written songs, whirled with the Sufis,
trained employees, been employees,
played with the Fighting Friars, prayed with the monks,
and more. Much more.

You have worshipped with incense and with praise music.
You have prayed in chapels and beside the ruins of chapels.
You have seen God’s face in your classmates
and in people living on the streets.
I hope you have become very, very aware of the saints in your lives
who have made sacrifices
so that you can be where you are today.

Alll this and more has led you to this day.
December 17, 2011.

On this day in history
the poet Rumi died
the Aztec calendar stone was excavated
the US Government closed their official study of UFOs--
and the first episode of the Simpsons aired.

The Simpsons is the longest running animated series ever.
The creator Matt Groening has described the characters as
“creatures of consumption and envy,
laziness and opportunity,
stubborness and redemption.

Matt Groening says, “The Simpsons are just like the rest of us.
Only exaggerated.”

Just like the rest of us.

A dispute arose among the apostles
as to which one of them was to be regarded as the greatest.

These are the words we heard in Luke’s gospel this morning.

We don’t have to be in the process of ordination
to get all tied up in disputes among the apostles.

It is easy to waste a lot of time worrying about who is the greatest--
trying to over-work and “out-holy” our brothers and sisters in Christ.
But the instructions Jesus gives to all of us is simple:

Our work, our call is not to be regarded as “the greatest”--
our part is to serve.

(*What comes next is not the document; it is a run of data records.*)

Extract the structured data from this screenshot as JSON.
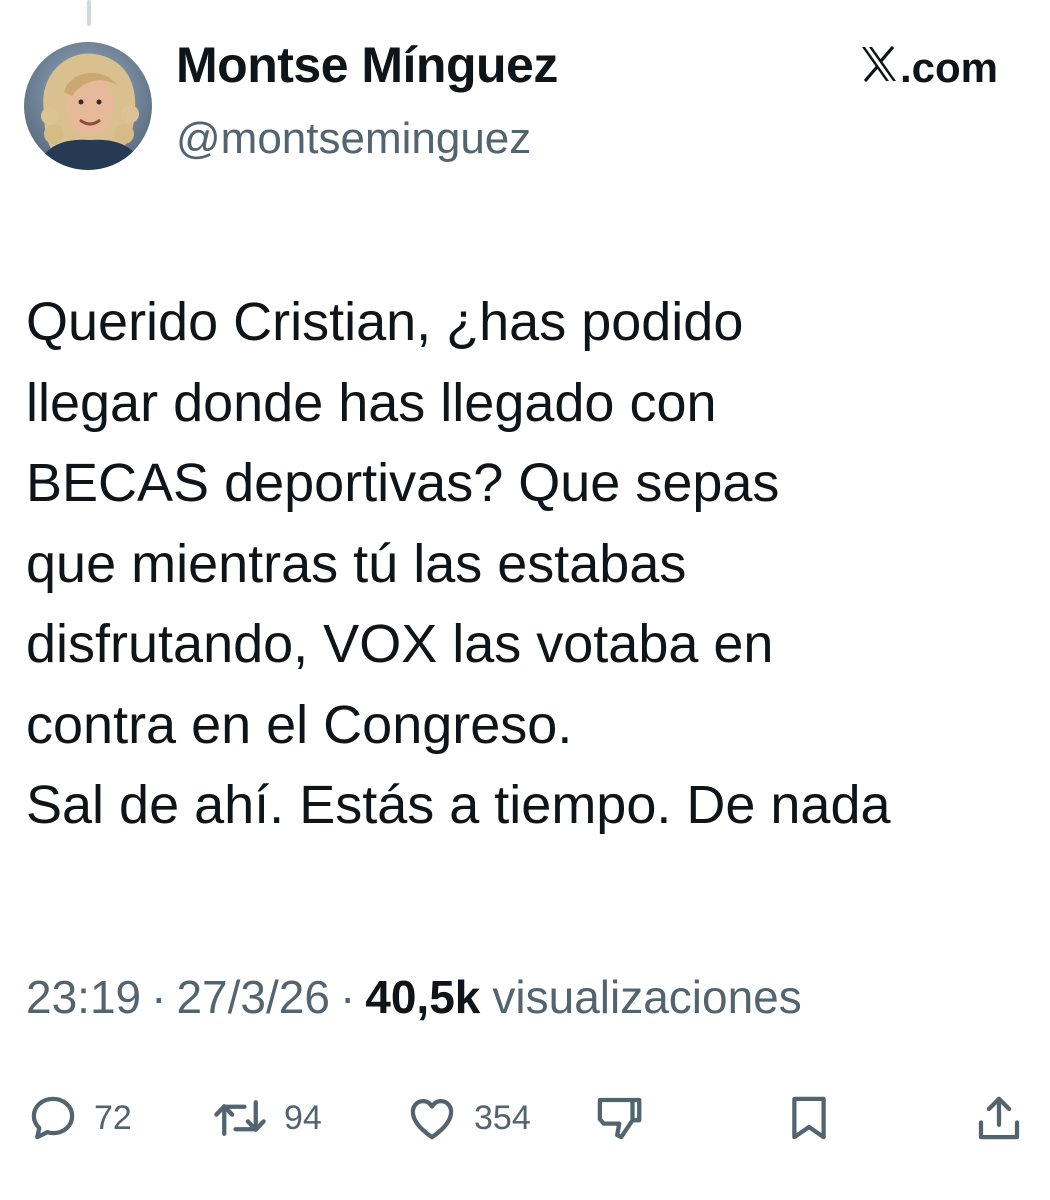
{
  "author": {
    "display_name": "Montse Mínguez",
    "handle": "@montseminguez",
    "avatar_icon": "profile-photo"
  },
  "source": {
    "logo_icon": "x-logo-icon",
    "label": ".com"
  },
  "tweet": {
    "lines": [
      "Querido Cristian, ¿has podido",
      "llegar donde has llegado con",
      "BECAS deportivas? Que sepas",
      "que mientras tú las estabas",
      "disfrutando, VOX las votaba en",
      "contra en el Congreso.",
      "Sal de ahí. Estás a tiempo. De nada"
    ]
  },
  "meta": {
    "time": "23:19",
    "separator": "·",
    "date": "27/3/26",
    "views_count": "40,5k",
    "views_label": "visualizaciones"
  },
  "actions": {
    "reply": {
      "icon": "reply-icon",
      "count": "72"
    },
    "repost": {
      "icon": "repost-icon",
      "count": "94"
    },
    "like": {
      "icon": "heart-icon",
      "count": "354"
    },
    "dislike": {
      "icon": "thumbs-down-icon"
    },
    "bookmark": {
      "icon": "bookmark-icon"
    },
    "share": {
      "icon": "share-icon"
    }
  },
  "colors": {
    "text_primary": "#0f1419",
    "text_secondary": "#536471",
    "thread_line": "#cfd9de"
  }
}
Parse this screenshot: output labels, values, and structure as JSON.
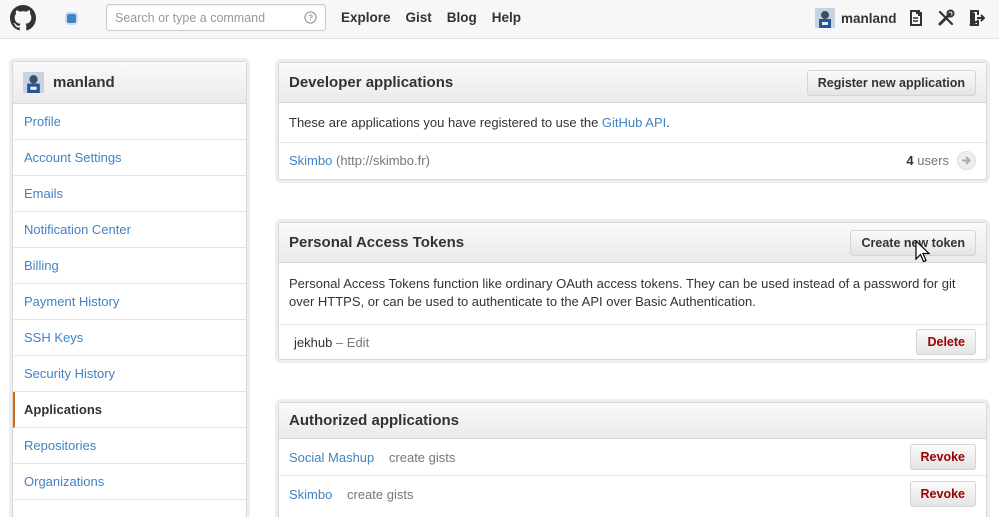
{
  "header": {
    "search_placeholder": "Search or type a command",
    "nav": [
      "Explore",
      "Gist",
      "Blog",
      "Help"
    ],
    "username": "manland",
    "icons": [
      "github-logo-icon",
      "repo-dot-icon",
      "help-circle-icon",
      "create-new-icon",
      "settings-tools-icon",
      "sign-out-icon"
    ],
    "accent": "#4183c4"
  },
  "sidebar": {
    "username": "manland",
    "items": [
      {
        "label": "Profile",
        "active": false
      },
      {
        "label": "Account Settings",
        "active": false
      },
      {
        "label": "Emails",
        "active": false
      },
      {
        "label": "Notification Center",
        "active": false
      },
      {
        "label": "Billing",
        "active": false
      },
      {
        "label": "Payment History",
        "active": false
      },
      {
        "label": "SSH Keys",
        "active": false
      },
      {
        "label": "Security History",
        "active": false
      },
      {
        "label": "Applications",
        "active": true
      },
      {
        "label": "Repositories",
        "active": false
      },
      {
        "label": "Organizations",
        "active": false
      }
    ],
    "active_accent": "#d26911"
  },
  "developer": {
    "title": "Developer applications",
    "button": "Register new application",
    "intro_before": "These are applications you have registered to use the ",
    "intro_link": "GitHub API",
    "intro_after": ".",
    "app": {
      "name": "Skimbo",
      "url": "(http://skimbo.fr)",
      "users_count": "4",
      "users_label": "users"
    }
  },
  "tokens": {
    "title": "Personal Access Tokens",
    "button": "Create new token",
    "description": "Personal Access Tokens function like ordinary OAuth access tokens. They can be used instead of a password for git over HTTPS, or can be used to authenticate to the API over Basic Authentication.",
    "token": {
      "name": "jekhub",
      "separator": " – ",
      "edit": "Edit",
      "delete": "Delete"
    }
  },
  "authorized": {
    "title": "Authorized applications",
    "apps": [
      {
        "name": "Social Mashup",
        "scope": "create gists",
        "revoke": "Revoke"
      },
      {
        "name": "Skimbo",
        "scope": "create gists",
        "revoke": "Revoke"
      }
    ],
    "danger_color": "#990000"
  }
}
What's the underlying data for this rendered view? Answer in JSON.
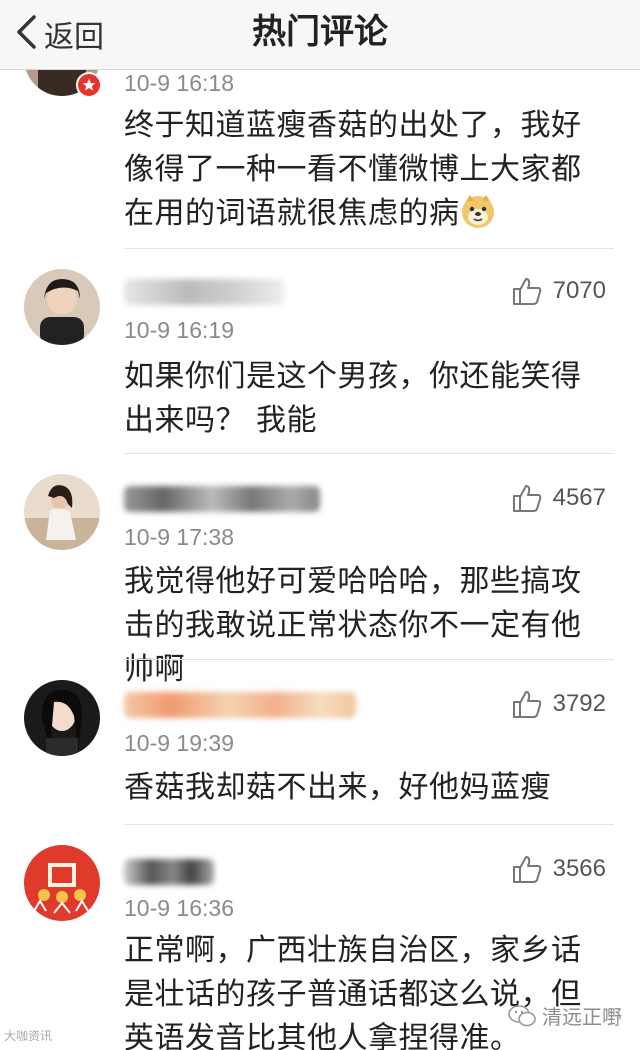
{
  "nav": {
    "back_label": "返回",
    "title": "热门评论"
  },
  "comments": [
    {
      "time": "10-9 16:18",
      "text": "终于知道蓝瘦香菇的出处了，我好像得了一种一看不懂微博上大家都在用的词语就很焦虑的病",
      "emoji": "doge-emoji"
    },
    {
      "likes": "7070",
      "time": "10-9 16:19",
      "text": "如果你们是这个男孩，你还能笑得出来吗？ 我能"
    },
    {
      "likes": "4567",
      "time": "10-9 17:38",
      "text": "我觉得他好可爱哈哈哈，那些搞攻击的我敢说正常状态你不一定有他帅啊"
    },
    {
      "likes": "3792",
      "time": "10-9 19:39",
      "text": "香菇我却菇不出来，好他妈蓝瘦"
    },
    {
      "likes": "3566",
      "time": "10-9 16:36",
      "text": "正常啊，广西壮族自治区，家乡话是壮话的孩子普通话都这么说，但英语发音比其他人拿捏得准。"
    }
  ],
  "watermark": {
    "left": "大咖资讯",
    "right": "清远正嘢"
  },
  "icons": {
    "back": "chevron-left-icon",
    "like": "thumbs-up-icon",
    "badge": "verified-badge-icon"
  },
  "colors": {
    "nav_bg": "#f7f7f7",
    "text": "#222222",
    "meta": "#8a8a8a",
    "badge": "#e8332b"
  }
}
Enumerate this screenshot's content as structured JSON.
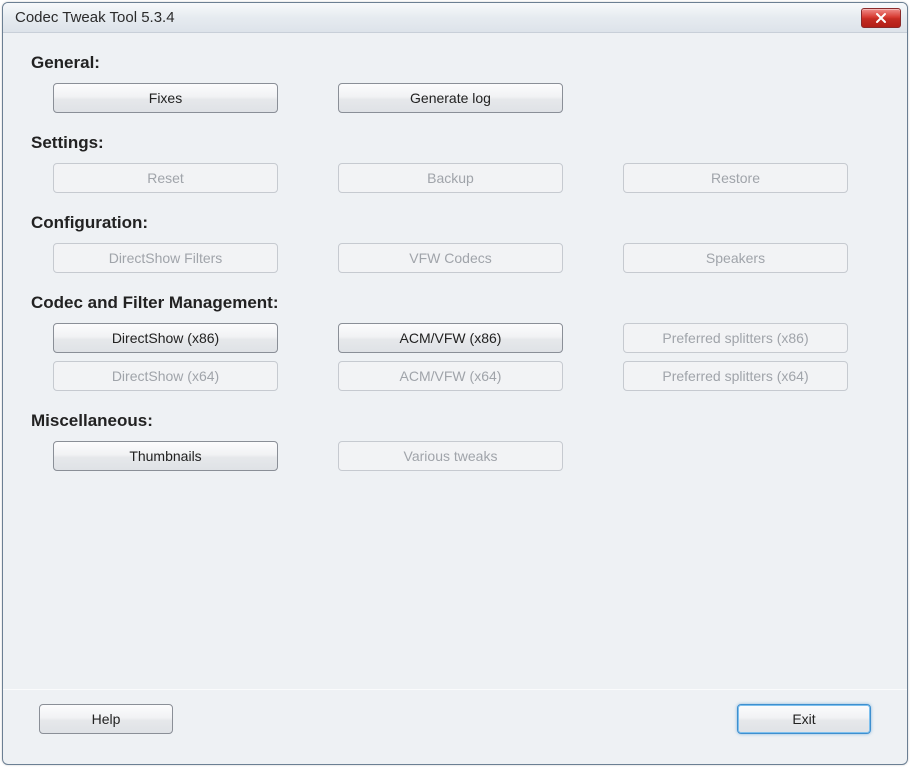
{
  "window": {
    "title": "Codec Tweak Tool 5.3.4"
  },
  "sections": {
    "general": {
      "label": "General:",
      "fixes": "Fixes",
      "generate_log": "Generate log"
    },
    "settings": {
      "label": "Settings:",
      "reset": "Reset",
      "backup": "Backup",
      "restore": "Restore"
    },
    "configuration": {
      "label": "Configuration:",
      "directshow_filters": "DirectShow Filters",
      "vfw_codecs": "VFW Codecs",
      "speakers": "Speakers"
    },
    "codec_mgmt": {
      "label": "Codec and Filter Management:",
      "directshow_x86": "DirectShow  (x86)",
      "acm_vfw_x86": "ACM/VFW  (x86)",
      "pref_split_x86": "Preferred splitters  (x86)",
      "directshow_x64": "DirectShow  (x64)",
      "acm_vfw_x64": "ACM/VFW  (x64)",
      "pref_split_x64": "Preferred splitters  (x64)"
    },
    "misc": {
      "label": "Miscellaneous:",
      "thumbnails": "Thumbnails",
      "various_tweaks": "Various tweaks"
    }
  },
  "footer": {
    "help": "Help",
    "exit": "Exit"
  }
}
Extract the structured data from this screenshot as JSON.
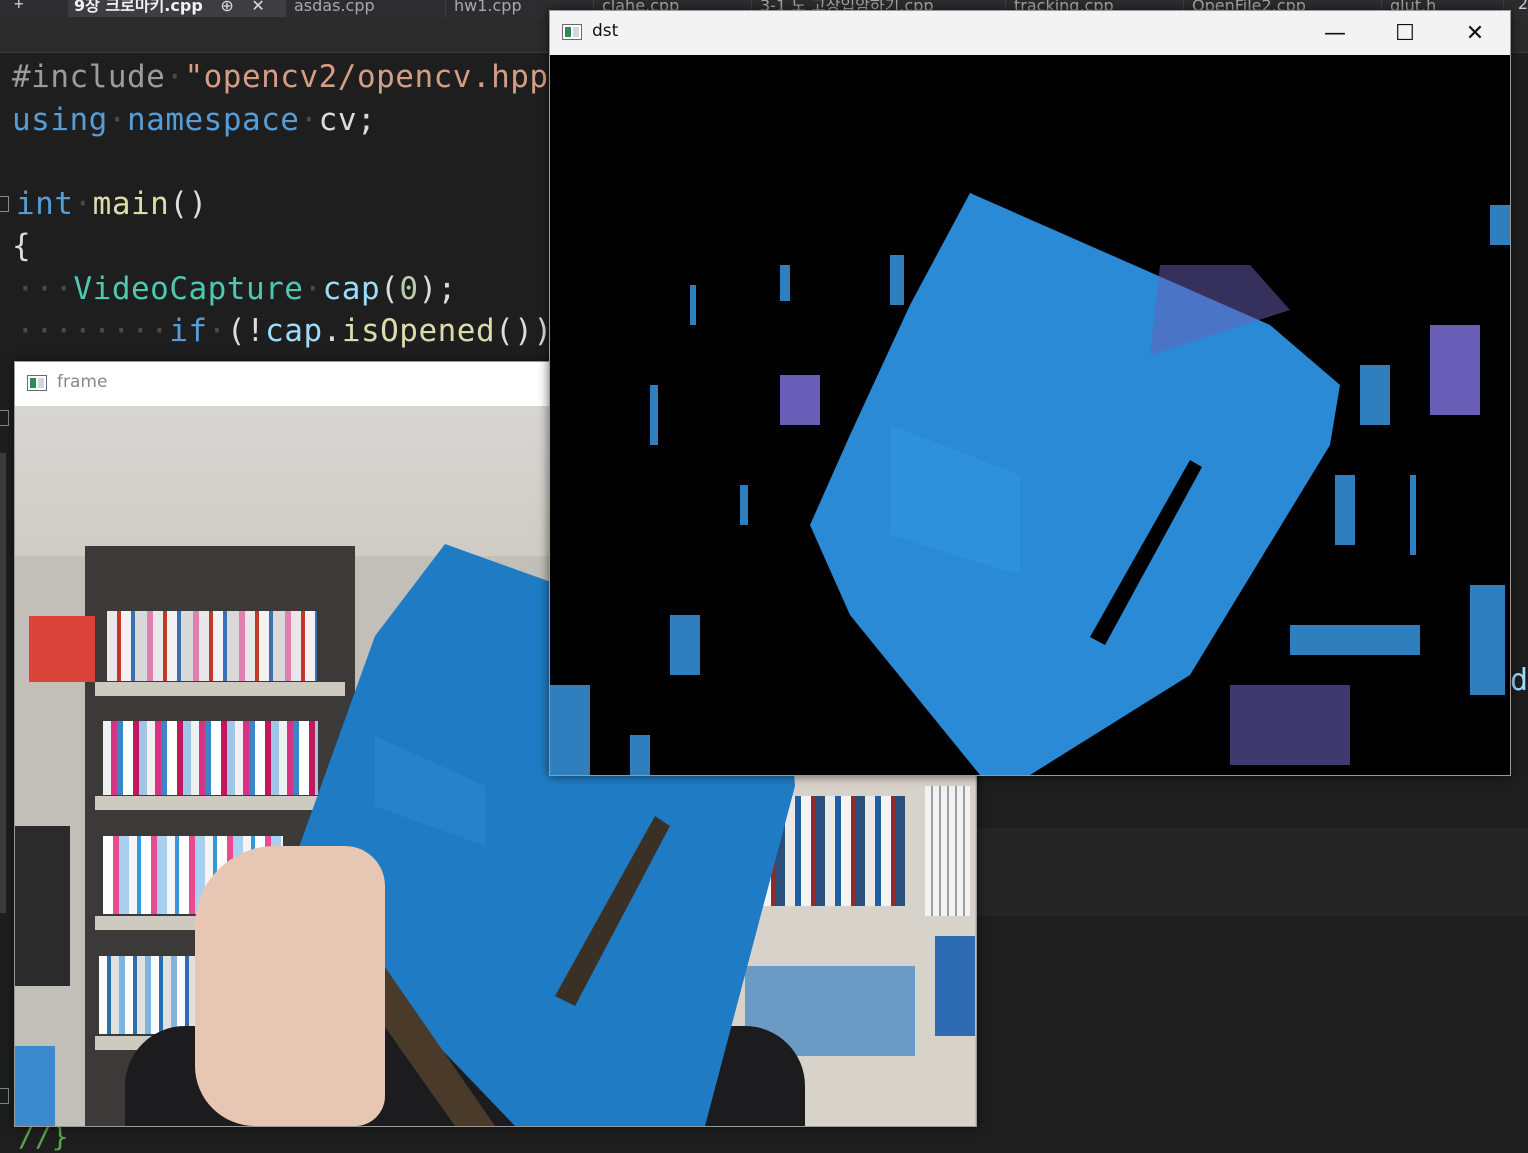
{
  "ide": {
    "tabs": [
      {
        "label": "9장 크로마키.cpp",
        "active": true
      },
      {
        "label": "asdas.cpp"
      },
      {
        "label": "hw1.cpp"
      },
      {
        "label": "clahe.cpp"
      },
      {
        "label": "3-1 도 고장입암하기.cpp"
      },
      {
        "label": "tracking.cpp"
      },
      {
        "label": "OpenFile2.cpp"
      },
      {
        "label": "glut.h"
      }
    ],
    "pin_glyph": "⊕",
    "close_glyph": "✕",
    "edge_number": "2",
    "edge_char": "d",
    "bottom_code": "//}",
    "code": {
      "l1_directive": "#include",
      "l1_string": "\"opencv2/opencv.hpp\"",
      "l2_using": "using",
      "l2_namespace": "namespace",
      "l2_cv": "cv;",
      "l3_int": "int",
      "l3_main": "main",
      "l3_parens": "()",
      "l4_brace": "{",
      "l5_type": "VideoCapture",
      "l5_var": "cap",
      "l5_open": "(",
      "l5_num": "0",
      "l5_close": ");",
      "l6_if": "if",
      "l6_open": "(!",
      "l6_var": "cap",
      "l6_dot": ".",
      "l6_fn": "isOpened",
      "l6_close": "())"
    }
  },
  "windows": {
    "dst": {
      "title": "dst",
      "minimize": "—",
      "maximize": "☐",
      "close": "✕"
    },
    "frame": {
      "title": "frame"
    }
  },
  "colors": {
    "box_blue": "#1f7cc4",
    "keyword": "#569cd6",
    "string": "#d69d85",
    "type": "#4ec9b0"
  }
}
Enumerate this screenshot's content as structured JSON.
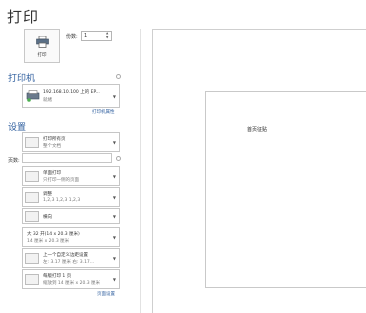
{
  "header": {
    "title": "打印"
  },
  "print": {
    "button_label": "打印",
    "copies_label": "份数:",
    "copies_value": "1"
  },
  "printer": {
    "heading": "打印机",
    "selected_name": "192.168.10.100 上的 EP...",
    "selected_status": "就绪",
    "properties_link": "打印机属性"
  },
  "settings": {
    "heading": "设置",
    "items": [
      {
        "title": "打印所有页",
        "subtitle": "整个文档"
      },
      {
        "title": "单面打印",
        "subtitle": "只打印一侧的页面"
      },
      {
        "title": "调整",
        "subtitle": "1,2,3    1,2,3    1,2,3"
      },
      {
        "title": "横向",
        "subtitle": ""
      },
      {
        "title": "大 32 开(14 x 20.3 厘米)",
        "subtitle": "14 厘米 x 20.3 厘米"
      },
      {
        "title": "上一个自定义边距设置",
        "subtitle": "左: 3.17 厘米   右: 3.17..."
      },
      {
        "title": "每版打印 1 页",
        "subtitle": "缩放到 14 厘米 x 20.3 厘米"
      }
    ],
    "pages_label": "页数:",
    "page_setup_link": "页面设置"
  },
  "preview": {
    "page_text": "首页征贴"
  }
}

Our PART is to serve.
When the whole community of disciples are called together,
as told in the Acts of the Apostles,
the instructions are
to devote ourselves to prayer and to serving.

Matt Groening is right--
we ARE like the Simpsons.
We live in a world obsessed with being the greatest,
having the most, beating out the other guy or girl,

Even in the first century,
Jesus notes that there are
those who are much admired
for wielding their power
and their position and their prestige over others.

Jesus notes that yes,
most people believe
that to sit at the table and be waited on
makes you special, makes you great,
makes you important.

But Jesus is never one to do the expected.

Here in Luke’s gospel,
Jesus says, ...I am among you as one who serves.
I am AMONG you as one who serves.

That is OUR call.
Not just the call for Matthew and Ginny and Sam and Chris.
We are all called to serve.

Not for reward or recognition
or promotion to a position of power.
Not to show the world how great we are or how important we are
or how holy we are.

Our vocation is to serve and to love.

We are called to live and to be
among our beautifully diverse brothers and sisters
on this beautifully diverse planet,
to love and serve one another
because we were all formed,
we were all consecrated
in the womb of God’s love.

On this day, December 17, 2011,
Ginny and Sam and Chris and Matthew
you will be ordained.
You will continue on the journey of your call to the priesthood.

Let go of any thoughts of being the greatest
and just be truly present with God’s people, with us,
among us.

In your diaconal call to serve,
may you breathe deeply,
love broadly
and live joyfully.


(Thanks to Tom Whittington for the above two photographs!

1 comment:

Tom E said...

This was a fantastic sermon Jeanne and as usual was much better in person. Love the shot of the monks on the roller coaster. Reminds me of the monks we saw riding Magic Mountain at Disney World with the kids many years ago.